  33. United Nations Educational, Scientific and Cultural Organization. (2015). EFA global monitoring report: Education for all 2000–2015 – Achievements and challenges. Paris: UNESCO.Google Scholar
  34. United Nations Educational, Scientific and Cultural Organization. (2016a). Global education monitoring report: Education for people and planet: Creating sustainable future for all. Paris: UNESCO.Google Scholar
  35. United Nations Educational, Scientific and Cultural Organization. (2016b). New horizons: A review of early childhood care and education in Asia and the Pacific. Paris: UNESCO.Google Scholar
  36. United Nations Inter-agency Group for Child Mortality Estimation. (2017). Levels & trends in child mortality: Report 2017, Estimates developed by the UN inter-agency Group for Child Mortality Estimation. New York: UNICEF.Google Scholar
  37. Walker, S. P., Chang, S. M., Wright, A., Osmond, C., & Grantham-McGregor, S. M. (2015). Early childhood stunting is associated with lower developmental levels in the subsequent generation of children. The Journal of Nutrition, 145(4), 823–828.CrossRefGoogle Scholar
  38. Yoshikawa, H., & Kabay, S. (2015). The evidence base on early childhood care and education in global contexts. Background paper for EFA Global Monitoring Report 2015. Retrieved from
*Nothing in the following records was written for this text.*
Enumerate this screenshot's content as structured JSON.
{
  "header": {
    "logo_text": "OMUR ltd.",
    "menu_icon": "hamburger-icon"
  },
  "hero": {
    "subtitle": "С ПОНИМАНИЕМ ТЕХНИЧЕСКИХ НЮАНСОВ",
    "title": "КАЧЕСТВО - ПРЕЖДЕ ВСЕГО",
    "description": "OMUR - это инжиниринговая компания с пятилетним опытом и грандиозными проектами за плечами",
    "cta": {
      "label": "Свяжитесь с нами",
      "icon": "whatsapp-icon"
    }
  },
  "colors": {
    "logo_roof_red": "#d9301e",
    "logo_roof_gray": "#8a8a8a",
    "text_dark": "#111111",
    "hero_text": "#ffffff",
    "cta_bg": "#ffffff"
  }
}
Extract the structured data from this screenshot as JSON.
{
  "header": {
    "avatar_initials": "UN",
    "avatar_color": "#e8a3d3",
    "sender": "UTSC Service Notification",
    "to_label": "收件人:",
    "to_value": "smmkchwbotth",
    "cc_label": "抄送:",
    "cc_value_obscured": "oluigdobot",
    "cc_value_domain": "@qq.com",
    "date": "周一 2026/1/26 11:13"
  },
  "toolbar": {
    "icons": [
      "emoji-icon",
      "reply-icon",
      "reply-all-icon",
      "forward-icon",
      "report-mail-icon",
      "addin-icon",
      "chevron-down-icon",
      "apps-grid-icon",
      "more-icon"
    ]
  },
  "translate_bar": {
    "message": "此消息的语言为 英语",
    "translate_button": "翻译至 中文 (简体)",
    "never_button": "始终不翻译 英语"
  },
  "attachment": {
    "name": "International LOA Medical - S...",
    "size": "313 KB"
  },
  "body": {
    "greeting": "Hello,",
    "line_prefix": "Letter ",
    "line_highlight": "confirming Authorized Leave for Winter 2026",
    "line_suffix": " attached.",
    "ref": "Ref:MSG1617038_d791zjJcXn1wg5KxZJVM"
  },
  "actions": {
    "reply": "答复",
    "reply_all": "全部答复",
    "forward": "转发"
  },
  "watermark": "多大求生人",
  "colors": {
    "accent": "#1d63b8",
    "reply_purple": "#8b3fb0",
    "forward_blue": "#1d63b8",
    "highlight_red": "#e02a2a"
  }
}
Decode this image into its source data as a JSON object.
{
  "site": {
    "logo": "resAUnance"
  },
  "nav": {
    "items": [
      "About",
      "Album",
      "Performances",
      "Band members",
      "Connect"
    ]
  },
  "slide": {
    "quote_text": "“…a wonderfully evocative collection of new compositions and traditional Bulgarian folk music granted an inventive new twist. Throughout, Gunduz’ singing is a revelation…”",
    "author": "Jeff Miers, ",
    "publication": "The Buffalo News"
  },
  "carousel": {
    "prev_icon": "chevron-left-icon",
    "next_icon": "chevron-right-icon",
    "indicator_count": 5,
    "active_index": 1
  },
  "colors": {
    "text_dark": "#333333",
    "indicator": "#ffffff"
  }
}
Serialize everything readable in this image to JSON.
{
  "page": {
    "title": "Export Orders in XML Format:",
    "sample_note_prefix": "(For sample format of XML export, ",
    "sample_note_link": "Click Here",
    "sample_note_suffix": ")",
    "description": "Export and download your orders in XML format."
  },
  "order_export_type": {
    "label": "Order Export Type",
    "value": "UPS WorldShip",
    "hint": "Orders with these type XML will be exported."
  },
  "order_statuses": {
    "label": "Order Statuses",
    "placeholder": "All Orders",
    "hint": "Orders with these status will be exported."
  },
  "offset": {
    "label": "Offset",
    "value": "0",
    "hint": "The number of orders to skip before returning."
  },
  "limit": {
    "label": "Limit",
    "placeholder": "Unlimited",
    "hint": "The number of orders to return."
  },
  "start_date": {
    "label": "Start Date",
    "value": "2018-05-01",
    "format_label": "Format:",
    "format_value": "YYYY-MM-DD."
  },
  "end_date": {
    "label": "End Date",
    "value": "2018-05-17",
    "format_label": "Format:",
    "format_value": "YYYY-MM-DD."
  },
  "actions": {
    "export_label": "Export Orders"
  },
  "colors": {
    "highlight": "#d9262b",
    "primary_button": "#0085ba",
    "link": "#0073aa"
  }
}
Copyright information

© Springer International Publishing AG, part of Springer Nature 2018

Authors and Affiliations

  1. 1.Centre for Early Childhood Education and Development (CECED)Ambedkar UniversityNew DelhiIndia

Personalised recommendations